__Work to complete__
Work out how many lines of the material contain the string "JSON". Respond with the number only.
++++
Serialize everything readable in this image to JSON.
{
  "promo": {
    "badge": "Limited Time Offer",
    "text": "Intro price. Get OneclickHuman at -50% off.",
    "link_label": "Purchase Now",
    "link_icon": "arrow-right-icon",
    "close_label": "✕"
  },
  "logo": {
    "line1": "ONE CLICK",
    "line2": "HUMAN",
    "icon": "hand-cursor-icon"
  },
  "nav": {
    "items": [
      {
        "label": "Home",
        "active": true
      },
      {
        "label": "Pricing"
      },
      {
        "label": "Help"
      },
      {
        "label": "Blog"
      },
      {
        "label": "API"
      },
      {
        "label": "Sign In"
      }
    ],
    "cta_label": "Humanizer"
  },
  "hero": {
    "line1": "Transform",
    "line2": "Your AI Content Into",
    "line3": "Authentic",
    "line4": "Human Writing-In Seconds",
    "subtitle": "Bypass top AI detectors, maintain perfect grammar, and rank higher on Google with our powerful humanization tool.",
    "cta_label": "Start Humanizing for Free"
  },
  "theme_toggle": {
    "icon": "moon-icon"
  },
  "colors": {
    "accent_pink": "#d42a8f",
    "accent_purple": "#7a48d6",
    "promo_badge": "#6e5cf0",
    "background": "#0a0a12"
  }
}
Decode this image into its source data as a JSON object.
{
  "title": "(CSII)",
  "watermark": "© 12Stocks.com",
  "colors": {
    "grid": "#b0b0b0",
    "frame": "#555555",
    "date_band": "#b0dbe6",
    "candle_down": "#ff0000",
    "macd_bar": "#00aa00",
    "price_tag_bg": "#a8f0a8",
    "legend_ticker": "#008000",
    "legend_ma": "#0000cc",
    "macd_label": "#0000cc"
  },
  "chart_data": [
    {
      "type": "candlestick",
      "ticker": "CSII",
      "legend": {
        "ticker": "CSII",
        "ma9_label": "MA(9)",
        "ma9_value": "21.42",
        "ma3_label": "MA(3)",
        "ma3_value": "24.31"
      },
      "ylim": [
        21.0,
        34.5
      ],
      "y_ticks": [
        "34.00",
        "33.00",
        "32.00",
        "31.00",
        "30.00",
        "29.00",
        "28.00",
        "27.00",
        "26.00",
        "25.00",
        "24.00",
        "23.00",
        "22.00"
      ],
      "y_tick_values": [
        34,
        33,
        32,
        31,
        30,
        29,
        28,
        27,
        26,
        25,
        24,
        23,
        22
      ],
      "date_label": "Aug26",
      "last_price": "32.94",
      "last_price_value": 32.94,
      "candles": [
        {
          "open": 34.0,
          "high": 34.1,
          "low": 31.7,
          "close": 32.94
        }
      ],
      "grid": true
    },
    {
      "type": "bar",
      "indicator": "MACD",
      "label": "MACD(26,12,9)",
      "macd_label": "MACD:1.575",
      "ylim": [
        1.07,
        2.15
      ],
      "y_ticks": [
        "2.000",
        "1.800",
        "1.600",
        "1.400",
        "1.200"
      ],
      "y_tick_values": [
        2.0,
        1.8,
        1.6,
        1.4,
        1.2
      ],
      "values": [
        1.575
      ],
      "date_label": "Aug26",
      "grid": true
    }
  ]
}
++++
__Solved problem__
2